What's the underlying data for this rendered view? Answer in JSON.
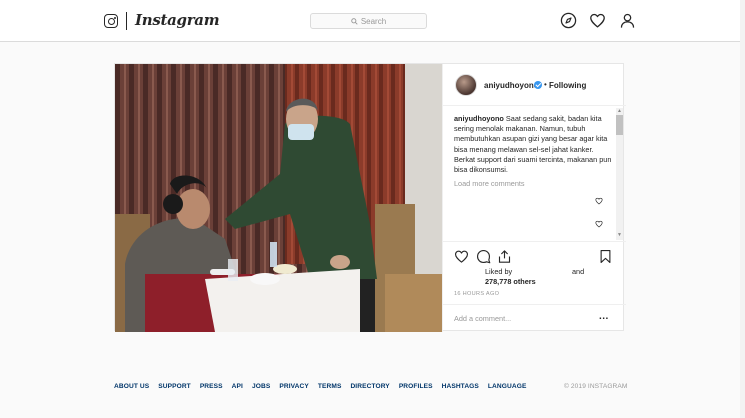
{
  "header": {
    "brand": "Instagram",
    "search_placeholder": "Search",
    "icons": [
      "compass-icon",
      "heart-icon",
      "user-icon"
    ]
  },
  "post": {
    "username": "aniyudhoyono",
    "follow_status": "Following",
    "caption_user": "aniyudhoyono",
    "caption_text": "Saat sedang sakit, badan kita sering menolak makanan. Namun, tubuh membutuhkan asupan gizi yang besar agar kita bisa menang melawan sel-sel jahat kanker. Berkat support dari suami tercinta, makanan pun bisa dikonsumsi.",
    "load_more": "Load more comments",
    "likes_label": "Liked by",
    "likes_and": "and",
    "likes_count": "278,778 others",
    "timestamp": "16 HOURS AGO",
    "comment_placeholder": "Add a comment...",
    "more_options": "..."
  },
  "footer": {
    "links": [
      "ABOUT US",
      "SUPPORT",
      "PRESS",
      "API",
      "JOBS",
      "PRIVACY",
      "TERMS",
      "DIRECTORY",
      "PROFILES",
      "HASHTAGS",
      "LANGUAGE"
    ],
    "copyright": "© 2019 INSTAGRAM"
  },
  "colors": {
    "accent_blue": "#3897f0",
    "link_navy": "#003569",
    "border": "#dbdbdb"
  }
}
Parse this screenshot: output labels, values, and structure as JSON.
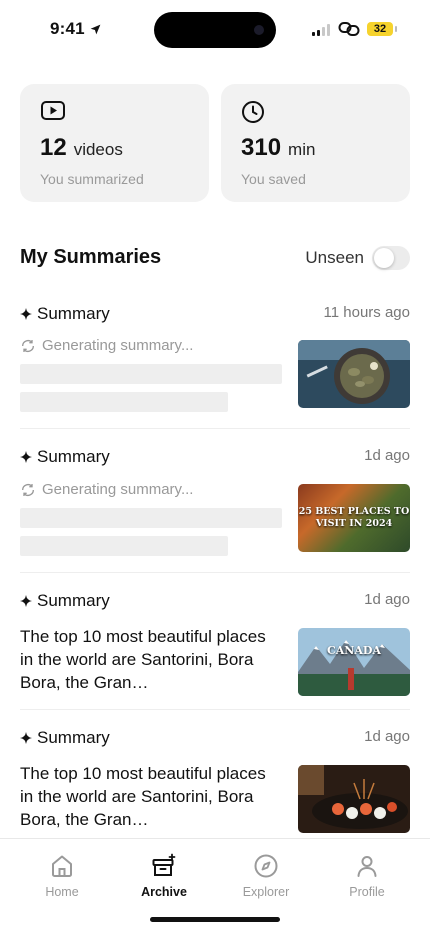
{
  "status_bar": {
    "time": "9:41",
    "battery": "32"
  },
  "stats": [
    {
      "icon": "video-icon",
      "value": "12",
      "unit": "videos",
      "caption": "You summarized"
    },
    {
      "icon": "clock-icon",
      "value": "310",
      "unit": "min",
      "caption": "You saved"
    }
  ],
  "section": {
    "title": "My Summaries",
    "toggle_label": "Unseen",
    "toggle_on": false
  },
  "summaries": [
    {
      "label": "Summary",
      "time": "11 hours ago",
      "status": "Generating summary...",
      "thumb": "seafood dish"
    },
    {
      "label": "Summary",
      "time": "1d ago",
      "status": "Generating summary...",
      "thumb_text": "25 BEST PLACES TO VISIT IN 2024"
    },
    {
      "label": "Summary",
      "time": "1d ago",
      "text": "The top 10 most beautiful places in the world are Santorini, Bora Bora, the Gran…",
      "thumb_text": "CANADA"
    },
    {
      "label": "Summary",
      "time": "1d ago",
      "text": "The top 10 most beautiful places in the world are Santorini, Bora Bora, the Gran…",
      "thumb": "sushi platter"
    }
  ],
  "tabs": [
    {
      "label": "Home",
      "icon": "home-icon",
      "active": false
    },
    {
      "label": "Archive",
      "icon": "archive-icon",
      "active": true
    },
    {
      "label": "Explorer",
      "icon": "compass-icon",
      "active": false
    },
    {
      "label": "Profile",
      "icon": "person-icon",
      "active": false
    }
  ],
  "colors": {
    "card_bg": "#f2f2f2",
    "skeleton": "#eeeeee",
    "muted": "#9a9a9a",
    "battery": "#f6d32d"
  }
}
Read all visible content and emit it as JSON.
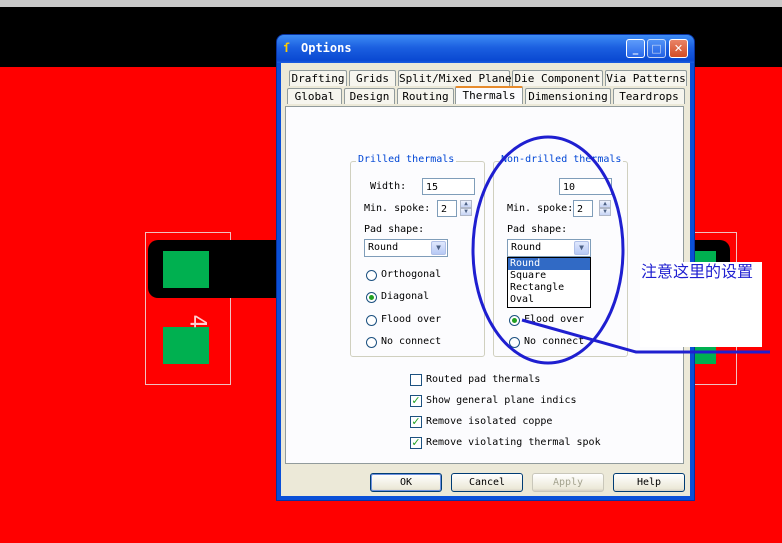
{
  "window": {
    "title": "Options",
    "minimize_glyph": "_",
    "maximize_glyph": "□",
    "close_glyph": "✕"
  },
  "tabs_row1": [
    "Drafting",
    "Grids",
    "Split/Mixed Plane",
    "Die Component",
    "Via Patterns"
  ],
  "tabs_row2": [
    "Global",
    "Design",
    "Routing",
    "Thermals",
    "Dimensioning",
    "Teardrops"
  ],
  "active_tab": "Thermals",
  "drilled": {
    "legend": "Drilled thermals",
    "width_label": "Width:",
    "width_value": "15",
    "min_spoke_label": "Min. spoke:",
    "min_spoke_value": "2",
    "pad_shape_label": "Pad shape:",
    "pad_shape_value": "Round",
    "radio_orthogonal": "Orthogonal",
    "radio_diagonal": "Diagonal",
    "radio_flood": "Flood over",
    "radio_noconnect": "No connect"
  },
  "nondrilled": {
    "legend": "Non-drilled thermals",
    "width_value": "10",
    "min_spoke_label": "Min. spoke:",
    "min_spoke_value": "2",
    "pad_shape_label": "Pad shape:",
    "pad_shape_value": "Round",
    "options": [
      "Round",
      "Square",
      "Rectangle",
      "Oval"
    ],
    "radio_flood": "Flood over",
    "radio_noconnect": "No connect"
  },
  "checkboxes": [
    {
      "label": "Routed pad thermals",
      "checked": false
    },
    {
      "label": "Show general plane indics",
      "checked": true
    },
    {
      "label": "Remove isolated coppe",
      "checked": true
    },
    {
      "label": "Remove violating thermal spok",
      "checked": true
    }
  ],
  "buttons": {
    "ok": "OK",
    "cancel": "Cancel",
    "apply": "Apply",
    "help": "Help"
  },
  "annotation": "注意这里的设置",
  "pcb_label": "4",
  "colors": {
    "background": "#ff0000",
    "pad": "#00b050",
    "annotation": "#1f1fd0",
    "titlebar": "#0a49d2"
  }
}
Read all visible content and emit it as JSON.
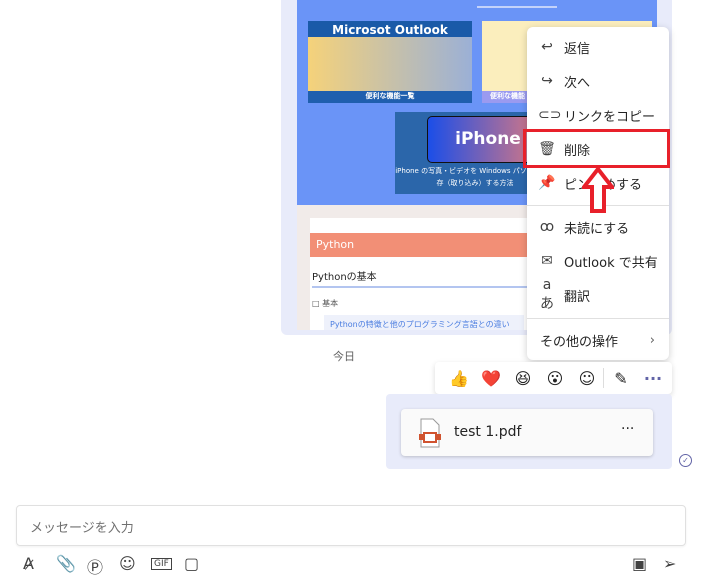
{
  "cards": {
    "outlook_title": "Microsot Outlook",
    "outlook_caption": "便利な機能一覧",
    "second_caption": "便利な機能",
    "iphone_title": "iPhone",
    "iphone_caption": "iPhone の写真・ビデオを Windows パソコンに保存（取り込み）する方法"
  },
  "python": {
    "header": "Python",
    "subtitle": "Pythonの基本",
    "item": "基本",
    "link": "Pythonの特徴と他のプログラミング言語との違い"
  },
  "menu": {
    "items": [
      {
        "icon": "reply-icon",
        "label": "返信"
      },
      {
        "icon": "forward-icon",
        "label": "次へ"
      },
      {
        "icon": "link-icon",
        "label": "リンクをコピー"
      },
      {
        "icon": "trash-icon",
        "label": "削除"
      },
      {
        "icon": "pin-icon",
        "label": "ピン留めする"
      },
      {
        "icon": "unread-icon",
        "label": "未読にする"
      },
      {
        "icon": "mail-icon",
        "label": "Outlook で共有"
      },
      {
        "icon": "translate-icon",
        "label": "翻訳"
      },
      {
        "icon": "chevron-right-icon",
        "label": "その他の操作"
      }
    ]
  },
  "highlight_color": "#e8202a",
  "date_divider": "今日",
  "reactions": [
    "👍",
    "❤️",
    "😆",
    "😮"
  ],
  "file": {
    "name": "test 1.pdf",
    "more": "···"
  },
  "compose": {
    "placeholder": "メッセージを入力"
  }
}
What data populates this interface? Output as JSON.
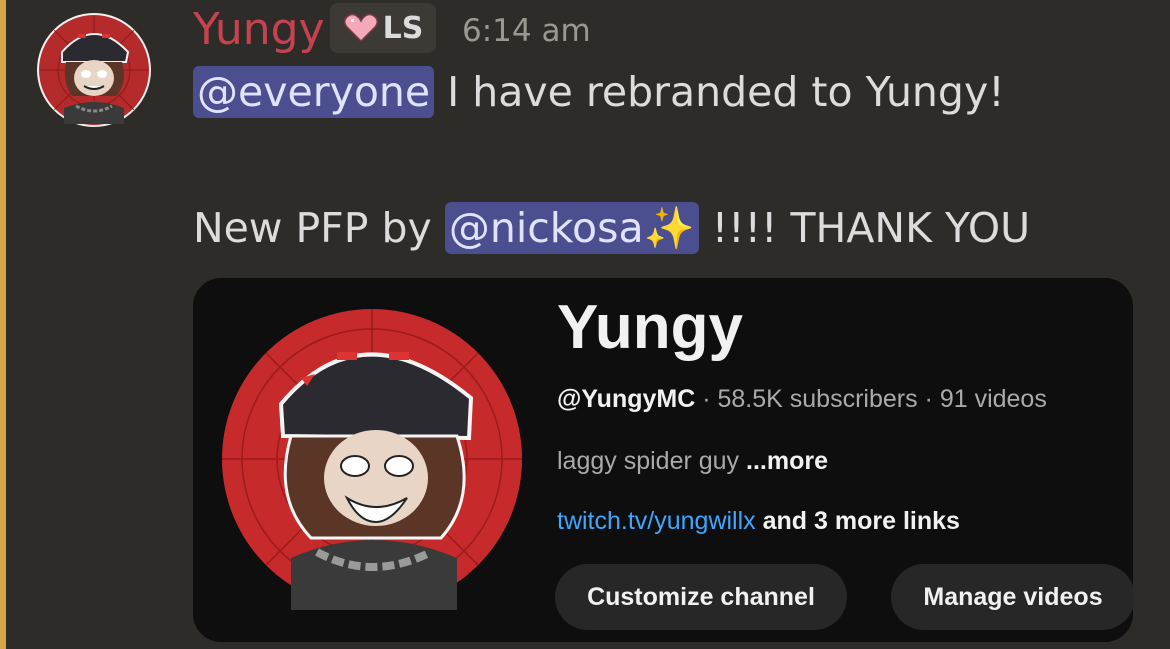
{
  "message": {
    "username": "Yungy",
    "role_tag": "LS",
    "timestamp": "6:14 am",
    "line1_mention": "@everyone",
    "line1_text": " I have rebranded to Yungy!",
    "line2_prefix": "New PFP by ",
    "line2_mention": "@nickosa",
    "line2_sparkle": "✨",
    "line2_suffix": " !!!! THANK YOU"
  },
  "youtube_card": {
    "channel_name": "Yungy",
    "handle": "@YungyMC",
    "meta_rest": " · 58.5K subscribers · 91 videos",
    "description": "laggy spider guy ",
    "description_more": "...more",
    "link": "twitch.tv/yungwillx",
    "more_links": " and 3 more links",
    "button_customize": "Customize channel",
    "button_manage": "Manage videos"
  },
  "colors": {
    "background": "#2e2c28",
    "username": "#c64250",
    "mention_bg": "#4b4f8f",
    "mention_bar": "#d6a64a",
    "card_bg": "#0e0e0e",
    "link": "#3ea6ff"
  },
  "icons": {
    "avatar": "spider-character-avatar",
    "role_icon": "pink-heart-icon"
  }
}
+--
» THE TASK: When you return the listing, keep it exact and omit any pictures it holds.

» EXERCISE ANSWER:
What's the underlying data for this rendered view? Answer in JSON.
{
  "header": {
    "brand": "Instagram",
    "search_placeholder": "Search",
    "icons": [
      "compass-icon",
      "heart-icon",
      "user-icon"
    ]
  },
  "post": {
    "username": "aniyudhoyono",
    "follow_status": "Following",
    "caption_user": "aniyudhoyono",
    "caption_text": "Saat sedang sakit, badan kita sering menolak makanan. Namun, tubuh membutuhkan asupan gizi yang besar agar kita bisa menang melawan sel-sel jahat kanker. Berkat support dari suami tercinta, makanan pun bisa dikonsumsi.",
    "load_more": "Load more comments",
    "likes_label": "Liked by",
    "likes_and": "and",
    "likes_count": "278,778 others",
    "timestamp": "16 HOURS AGO",
    "comment_placeholder": "Add a comment...",
    "more_options": "..."
  },
  "footer": {
    "links": [
      "ABOUT US",
      "SUPPORT",
      "PRESS",
      "API",
      "JOBS",
      "PRIVACY",
      "TERMS",
      "DIRECTORY",
      "PROFILES",
      "HASHTAGS",
      "LANGUAGE"
    ],
    "copyright": "© 2019 INSTAGRAM"
  },
  "colors": {
    "accent_blue": "#3897f0",
    "link_navy": "#003569",
    "border": "#dbdbdb"
  }
}
Parse this screenshot: output labels, values, and structure as JSON.
{
  "status_bar": {
    "time": "9:41",
    "battery": "32"
  },
  "stats": [
    {
      "icon": "video-icon",
      "value": "12",
      "unit": "videos",
      "caption": "You summarized"
    },
    {
      "icon": "clock-icon",
      "value": "310",
      "unit": "min",
      "caption": "You saved"
    }
  ],
  "section": {
    "title": "My Summaries",
    "toggle_label": "Unseen",
    "toggle_on": false
  },
  "summaries": [
    {
      "label": "Summary",
      "time": "11 hours ago",
      "status": "Generating summary...",
      "thumb": "seafood dish"
    },
    {
      "label": "Summary",
      "time": "1d ago",
      "status": "Generating summary...",
      "thumb_text": "25 BEST PLACES TO VISIT IN 2024"
    },
    {
      "label": "Summary",
      "time": "1d ago",
      "text": "The top 10 most beautiful places in the world are Santorini, Bora Bora, the Gran…",
      "thumb_text": "CANADA"
    },
    {
      "label": "Summary",
      "time": "1d ago",
      "text": "The top 10 most beautiful places in the world are Santorini, Bora Bora, the Gran…",
      "thumb": "sushi platter"
    }
  ],
  "tabs": [
    {
      "label": "Home",
      "icon": "home-icon",
      "active": false
    },
    {
      "label": "Archive",
      "icon": "archive-icon",
      "active": true
    },
    {
      "label": "Explorer",
      "icon": "compass-icon",
      "active": false
    },
    {
      "label": "Profile",
      "icon": "person-icon",
      "active": false
    }
  ],
  "colors": {
    "card_bg": "#f2f2f2",
    "skeleton": "#eeeeee",
    "muted": "#9a9a9a",
    "battery": "#f6d32d"
  }
}
Read all visible content and emit it as JSON.
{
  "window": {
    "title": "Options",
    "minimize_glyph": "_",
    "maximize_glyph": "□",
    "close_glyph": "✕"
  },
  "tabs_row1": [
    "Drafting",
    "Grids",
    "Split/Mixed Plane",
    "Die Component",
    "Via Patterns"
  ],
  "tabs_row2": [
    "Global",
    "Design",
    "Routing",
    "Thermals",
    "Dimensioning",
    "Teardrops"
  ],
  "active_tab": "Thermals",
  "drilled": {
    "legend": "Drilled thermals",
    "width_label": "Width:",
    "width_value": "15",
    "min_spoke_label": "Min. spoke:",
    "min_spoke_value": "2",
    "pad_shape_label": "Pad shape:",
    "pad_shape_value": "Round",
    "radio_orthogonal": "Orthogonal",
    "radio_diagonal": "Diagonal",
    "radio_flood": "Flood over",
    "radio_noconnect": "No connect"
  },
  "nondrilled": {
    "legend": "Non-drilled thermals",
    "width_value": "10",
    "min_spoke_label": "Min. spoke:",
    "min_spoke_value": "2",
    "pad_shape_label": "Pad shape:",
    "pad_shape_value": "Round",
    "options": [
      "Round",
      "Square",
      "Rectangle",
      "Oval"
    ],
    "radio_flood": "Flood over",
    "radio_noconnect": "No connect"
  },
  "checkboxes": [
    {
      "label": "Routed pad thermals",
      "checked": false
    },
    {
      "label": "Show general plane indics",
      "checked": true
    },
    {
      "label": "Remove isolated coppe",
      "checked": true
    },
    {
      "label": "Remove violating thermal spok",
      "checked": true
    }
  ],
  "buttons": {
    "ok": "OK",
    "cancel": "Cancel",
    "apply": "Apply",
    "help": "Help"
  },
  "annotation": "注意这里的设置",
  "pcb_label": "4",
  "colors": {
    "background": "#ff0000",
    "pad": "#00b050",
    "annotation": "#1f1fd0",
    "titlebar": "#0a49d2"
  }
}
Read all visible content and emit it as JSON.
{
  "cards": {
    "outlook_title": "Microsot Outlook",
    "outlook_caption": "便利な機能一覧",
    "second_caption": "便利な機能",
    "iphone_title": "iPhone",
    "iphone_caption": "iPhone の写真・ビデオを Windows パソコンに保存（取り込み）する方法"
  },
  "python": {
    "header": "Python",
    "subtitle": "Pythonの基本",
    "item": "基本",
    "link": "Pythonの特徴と他のプログラミング言語との違い"
  },
  "menu": {
    "items": [
      {
        "icon": "reply-icon",
        "label": "返信"
      },
      {
        "icon": "forward-icon",
        "label": "次へ"
      },
      {
        "icon": "link-icon",
        "label": "リンクをコピー"
      },
      {
        "icon": "trash-icon",
        "label": "削除"
      },
      {
        "icon": "pin-icon",
        "label": "ピン留めする"
      },
      {
        "icon": "unread-icon",
        "label": "未読にする"
      },
      {
        "icon": "mail-icon",
        "label": "Outlook で共有"
      },
      {
        "icon": "translate-icon",
        "label": "翻訳"
      },
      {
        "icon": "chevron-right-icon",
        "label": "その他の操作"
      }
    ]
  },
  "highlight_color": "#e8202a",
  "date_divider": "今日",
  "reactions": [
    "👍",
    "❤️",
    "😆",
    "😮"
  ],
  "file": {
    "name": "test 1.pdf",
    "more": "···"
  },
  "compose": {
    "placeholder": "メッセージを入力"
  }
}
What data populates this interface? Output as JSON.
{
  "message": {
    "username": "Yungy",
    "role_tag": "LS",
    "timestamp": "6:14 am",
    "line1_mention": "@everyone",
    "line1_text": " I have rebranded to Yungy!",
    "line2_prefix": "New PFP by ",
    "line2_mention": "@nickosa",
    "line2_sparkle": "✨",
    "line2_suffix": " !!!! THANK YOU"
  },
  "youtube_card": {
    "channel_name": "Yungy",
    "handle": "@YungyMC",
    "meta_rest": " · 58.5K subscribers · 91 videos",
    "description": "laggy spider guy ",
    "description_more": "...more",
    "link": "twitch.tv/yungwillx",
    "more_links": " and 3 more links",
    "button_customize": "Customize channel",
    "button_manage": "Manage videos"
  },
  "colors": {
    "background": "#2e2c28",
    "username": "#c64250",
    "mention_bg": "#4b4f8f",
    "mention_bar": "#d6a64a",
    "card_bg": "#0e0e0e",
    "link": "#3ea6ff"
  },
  "icons": {
    "avatar": "spider-character-avatar",
    "role_icon": "pink-heart-icon"
  }
}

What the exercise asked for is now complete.